July started for us in Iowa. Besides seeing the covered bridges in Madison County, we took in our favorite West End Architectural Salvage in Des Moines.
Winterset, Iowa has a Little Free Library with a sign next to it showing you where to go.
Claremont’s Fourth of July carried on with familiar traditions.
Claremont and Iowa had lots of puffy clouds with some humidity thrown in.
The Claremont Library has expanded hours – hooray!
We introduced friends to the Kogi BBQ truck in Diamond Bar.
And in the end…
Our fair city’s newspaper, the Claremont Courier, has moved offices and is now on Olive Street. I stopped by to take a photo of the new site.
One block south, I ran into yet another Little Free Library on the corner of Green and Olive.
With summer coming up, there seems to be a plethora of reading material available for free throughout the city.
In all this book lover’s reporting on Claremont’s Little Free Libraries, never has there been a Grand Opening of one of these treasures. Until now. The kind owners of this local book exchange live at 406 Springfield (just south of Arrow Hwy) and hosted a neighborhood party to showcase their official Little Free Library (registered at littlefreelibrary.org).
Not only does the official box have a nice selection of reading material, it also has doggie treats and a little guest book to sign, as well as a bench.
The party included a bookmark-making station and a nice spread of goodies, as well as a table full of books for the taking.
You can follow this library on Instagram under Claremontlittlefreelibrary.
Of course, this was the first poem that popped into my mind about books.
Many winter suggestions are indoor activities, even though we live in a mild climate. The first two on this list are outdoor activities.
- 31. Hike the Wilderness Trail. Winter is a great time to head to the hills when it is not too hot.
Claremont has had its share of famous authors, too.
When we moved to this town years ago, we heard the rumor that L Frank Baum, the author of The Wizard of Oz, lived in this house on N. College Ave.
Turns out that this house was built after Baum died, but his son and family did live here, so it sort of has a Baum mystique. It is currently owned by the University of LaVerne and serves as the president’s house. I have never been inside, but have taken this youtube tour of the house. (I had to mute the “music” of the video, but I did enjoy being an armchair lookie-loo).

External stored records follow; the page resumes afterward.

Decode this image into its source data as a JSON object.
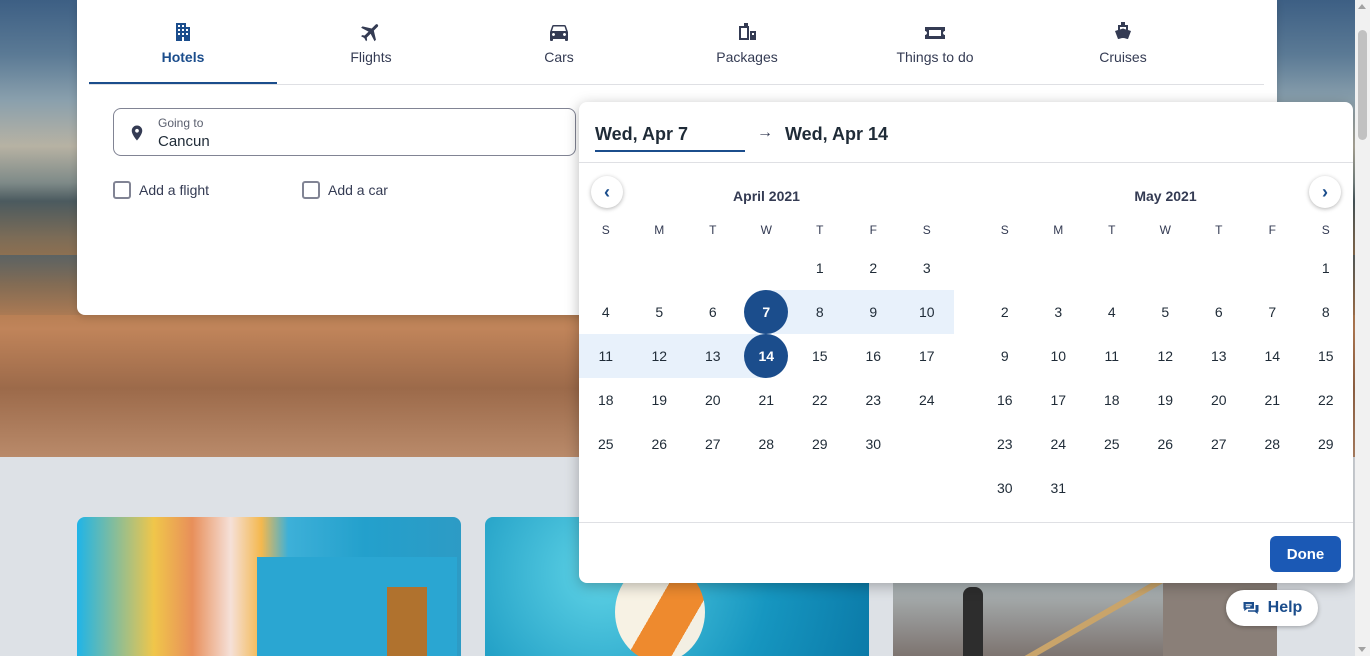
{
  "tabs": [
    {
      "label": "Hotels",
      "icon": "hotel-icon",
      "active": true
    },
    {
      "label": "Flights",
      "icon": "flight-icon"
    },
    {
      "label": "Cars",
      "icon": "car-icon"
    },
    {
      "label": "Packages",
      "icon": "packages-icon"
    },
    {
      "label": "Things to do",
      "icon": "activities-icon"
    },
    {
      "label": "Cruises",
      "icon": "cruise-icon"
    }
  ],
  "search": {
    "going_to_label": "Going to",
    "going_to_value": "Cancun",
    "add_flight": "Add a flight",
    "add_car": "Add a car"
  },
  "datepicker": {
    "start_date": "Wed, Apr 7",
    "end_date": "Wed, Apr 14",
    "arrow": "→",
    "prev": "‹",
    "next": "›",
    "weekdays": [
      "S",
      "M",
      "T",
      "W",
      "T",
      "F",
      "S"
    ],
    "months": [
      {
        "title": "April 2021",
        "first_weekday": 4,
        "days": 30,
        "selected": [
          7,
          14
        ],
        "range": [
          7,
          14
        ]
      },
      {
        "title": "May 2021",
        "first_weekday": 6,
        "days": 31,
        "selected": [],
        "range": []
      }
    ],
    "done_label": "Done"
  },
  "help_label": "Help",
  "colors": {
    "brand": "#1b4d8c",
    "range": "#e8f1fb",
    "done": "#1b59b5"
  }
}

Fans of the Betsy-Tacy books might know that Maud Hart Lovelace lived in Claremont in her retirement years. The Betsy-Tacy Society’s Southern California Chapter installed this bench at the Claremont Library in 2000.
Lovelace lived on 8th Street in this house before she retired to San Antonio Gardens. She is buried in her hometown of Mankato, Minnesota.

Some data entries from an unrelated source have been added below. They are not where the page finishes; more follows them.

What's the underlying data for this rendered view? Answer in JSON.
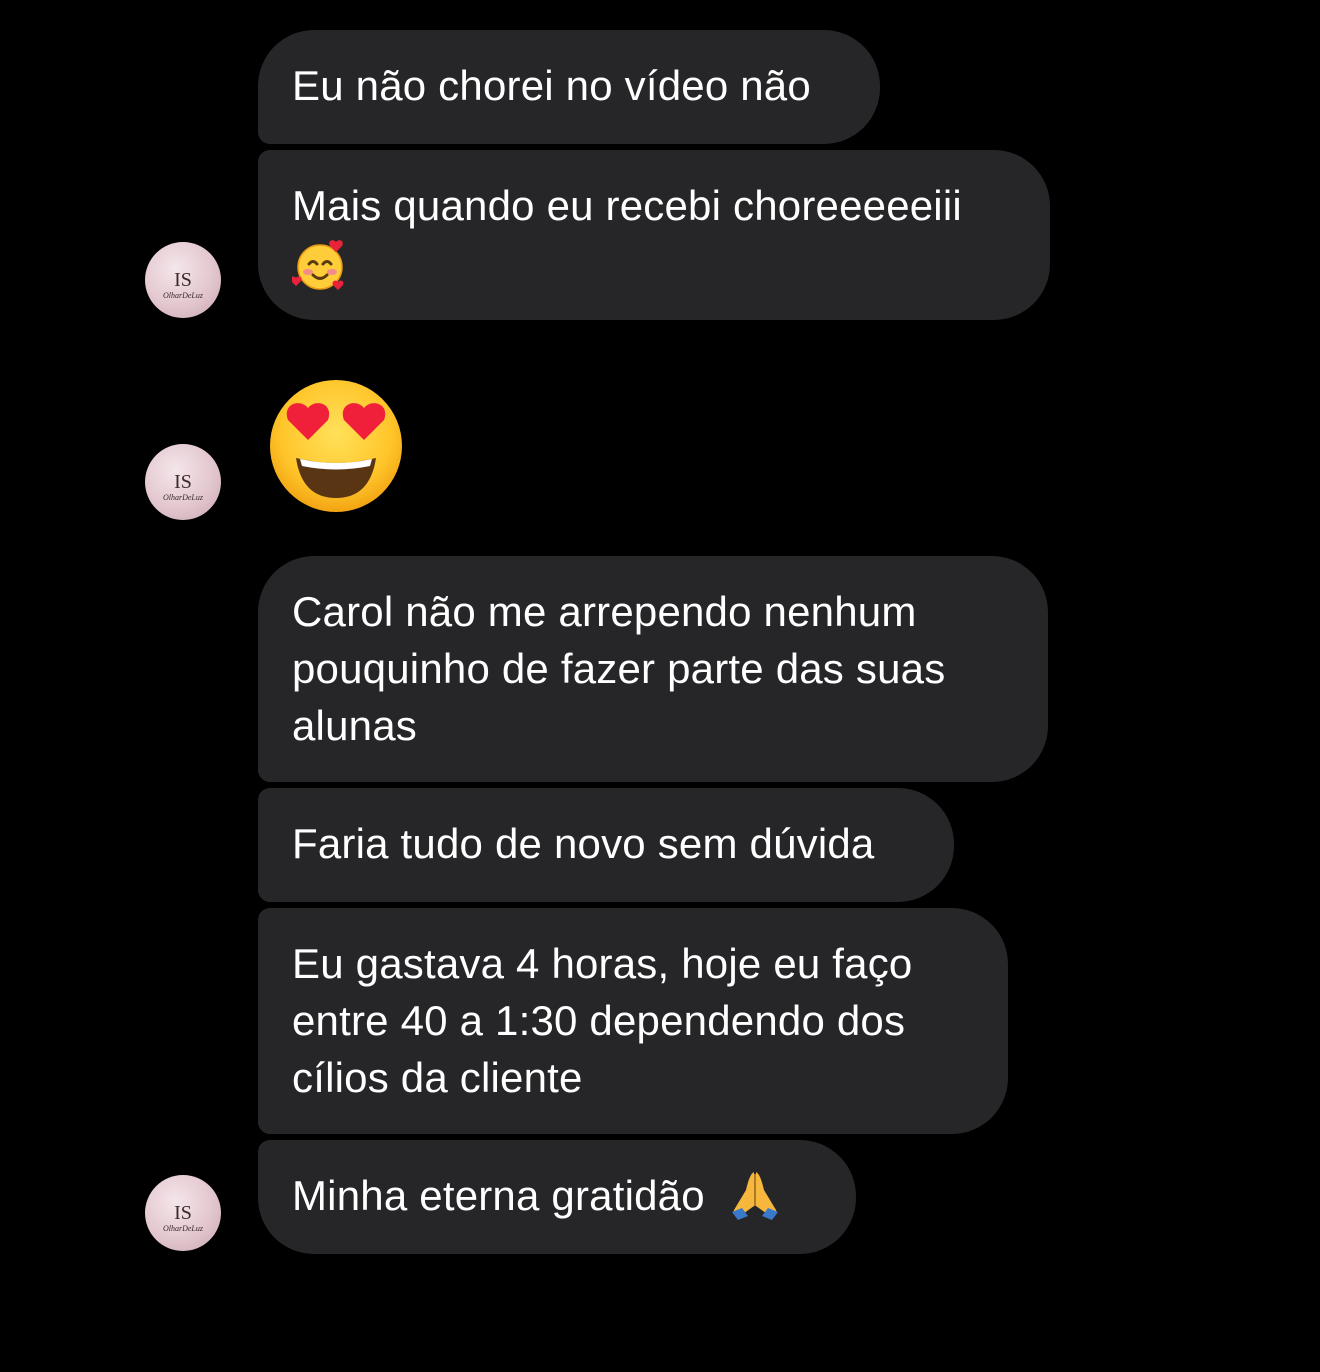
{
  "contact": {
    "avatar_monogram": "IS",
    "avatar_caption": "OlharDeLuz"
  },
  "messages": [
    {
      "text": "Eu não chorei no vídeo não"
    },
    {
      "lines": [
        "Mais quando eu recebi choreeeeeiii"
      ],
      "emoji": "smiling-face-with-hearts"
    },
    {
      "emoji": "heart-eyes-face"
    },
    {
      "lines": [
        "Carol não me arrependo nenhum",
        "pouquinho de fazer parte das suas",
        "alunas"
      ]
    },
    {
      "text": "Faria tudo de novo sem dúvida"
    },
    {
      "lines": [
        "Eu gastava 4 horas, hoje eu faço",
        "entre 40 a 1:30 dependendo dos",
        "cílios da cliente"
      ]
    },
    {
      "text": "Minha eterna gratidão",
      "emoji": "folded-hands"
    }
  ],
  "colors": {
    "background": "#000000",
    "bubble": "#262628",
    "text": "#ffffff"
  }
}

David Foster Wallace might be Claremont’s most famous author, or one of the top few. I do not have a photo of his house, but this webpage shows the interiors of his mid-century modern home.
Recently the display case at the Public Library has showcased books in the Claremont Authors Collection. One is not surprised that this college town has a high rate of literacy, not just as readers, but as writers, too. Books by local authors include fiction, biography, memoir, art history, children’s literature, local history, and environmental policy, among others.

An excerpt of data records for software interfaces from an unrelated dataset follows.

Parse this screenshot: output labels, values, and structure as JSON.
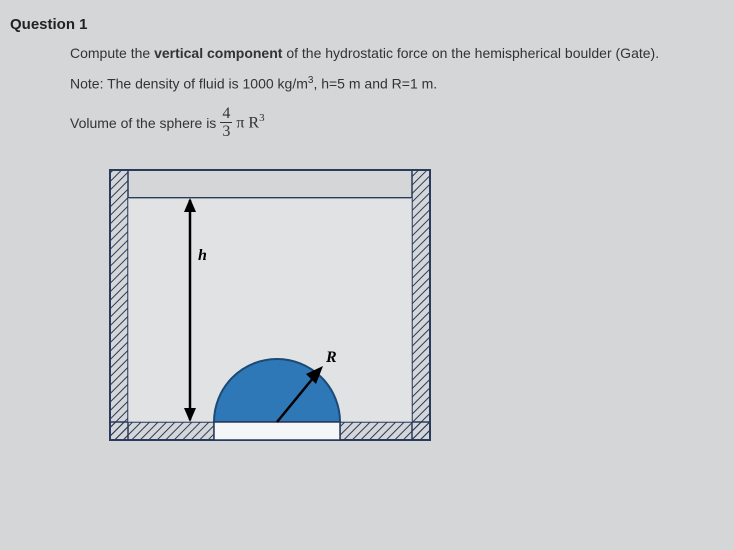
{
  "question": {
    "number": "Question 1",
    "prompt_before": "Compute the ",
    "prompt_bold": "vertical component",
    "prompt_after": " of the hydrostatic force on the hemispherical boulder (Gate).",
    "note_before": "Note: The density of fluid is 1000 kg/m",
    "note_sup1": "3",
    "note_mid": ", h=5 m and R=1 m.",
    "volume_label": "Volume of the sphere is",
    "frac_num": "4",
    "frac_den": "3",
    "formula_pi": "π R",
    "formula_exp": "3"
  },
  "diagram": {
    "label_h": "h",
    "label_R": "R"
  },
  "chart_data": {
    "type": "table",
    "description": "Physics diagram: tank with fluid and hemispherical boulder at bottom",
    "parameters": {
      "density_kg_per_m3": 1000,
      "h_m": 5,
      "R_m": 1
    }
  }
}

For the first time, on Saturday, the Friends of the Claremont Library, under the direction of Rose Ash, brought a number of these authors together for the Claremont Authors Book Fair. Many came through the room, stopping to talk to authors, greet friends, and add books to their “must read” list.
The display case exhibits books of authors still with us, and some who are not.
This year’s Claremont on the Same Page book choice is Funny in Farsi with events scheduled from the end of October through March. More information will be forthcoming.
Next year I’m sure this event will feature other authors who were not here this year. Claremont has a rich literary well from which to draw.
Pomona College’s website advises students of 47 Things to Do Before Leaving Pomona.* The vast majority of those activities take place outside the city boundaries, so here is Claremontography’s list of 47 Things To Do in Claremont. Because life here is so lovely year-round, this list will divide the 47 among four seasons – the first six of twelve suggestions for summer is here. Wednesday’s post will conclude Summer Things To Do. Stay tuned for Fall, Winter and Spring lists at the appropriate season.
*(If you do not know the mythology of the number 47 for Pomona College – enlighten yourself here.)
Six free things to enjoy in the summer:
- 1. Splash in the Laemmle Plaza Fountain
- 2. Stroll downtown Claremont on a Friday night for the free music of Friday Nights Live.
- 3. Enjoy the shade of the big trees at a local park. Bring a picnic, if you’d like.
- 4. Celebrate the 4th of July! Run the 5K, eat a pancake breakfast served up by the Rotary in the Park, enjoy the booths, watch the parade and fireworks. It’s the best day in Claremont, according to my daughters.
- 5. After July 4, go to Memorial Park for free Monday night concerts.
- 6. Take advantage of the Library. Kids can sign up for the summer reading program which includes free activities, adults and teens can also take advantage of free programs, and, of course, check out books!